Short Put Market Neutral Positioning

The final market neutral position that I’d like to examine in this week’s series is called a short put strategy. It is similar to the previously discussed long call position in that they are opposite positions to the same effect. However, the main difference between the two positions is that, instead of paying for the right to purchase a stock at any point in the future, an investor is being paid for the right to buy a stock at any point in the future.

Essentially, we are taking advantage of our ability, as a personal investor, to better handle time-related risks than perhaps an institutional investor would, and then transforming that into a actionable investment opportunity. In today’s article, I’ll go into detail about how it is this position can be entered to create a temporarily market-neutral portfolio, and save your portfolio from some short-term market volatility.

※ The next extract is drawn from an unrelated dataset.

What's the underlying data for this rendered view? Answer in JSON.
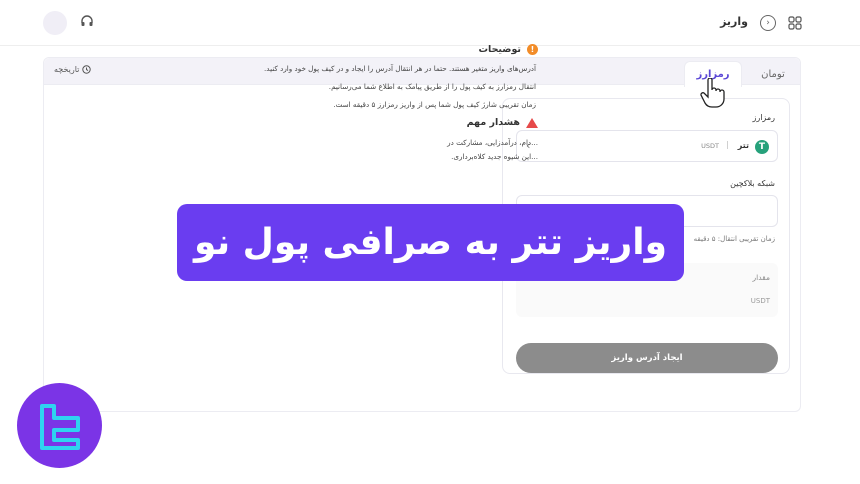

The trick to entering a Short-Put Market Neutral Position is to have an understanding of how much risk your portfolio is able to tolerate, and contrast it against how much risk you think is present in the current market environment. From there, you’ll want to choose an expensive put option to sell, which will act as your backstop against company specific risk. The more expensive the premium, the greater your income, but the less company specific risk you are exposed to.

From there, you’ll also want to buy a put at a position that is further out of the money to act as your short-term volatility in the macro-economic environment. The net effect will be that you are protected against down-side risk up until the break-even point of the put that was sold into the market at a premium, while still being able to maintain upside exposure to the position, and even an opportunity to increase your exposure should the stock begin to unexpectedly rise.

Realistically, positions like the Long-Call and the Short-Put positions may seem to be a bit confusing at first. If such is the case, remember that it is always important to invest within your comfort zone. However, you’re only ever a short discussion with your advisor away from expanding your investing capabilities. For example, should you be currently be exposed to Euro-risks, it might be possible to even increase the cash flow currently being generated by your portfolio through a Short-Put strategy.

However, since currencies tend to move in fairly small increments in comparison to equities, you could easily justify working the position into a Euro-currency ETF, as opposed to the currency itself, and therefore greatly decreasing the costs associated with entering the position.

From there you have control over exactly how it is you’d like to protect your portfolio, as well as exactly how large a position you’d like to take on. Realistically, there’s no reason why you can’t turn this into a full blown strategy within your portfolio itself, so long as you have the capacity to diversify out the company specific risks associated with the position.

Remember, even though this kind of position leaves you less exposed to major macroeconomic risks, company-specific shortfalls are always in play.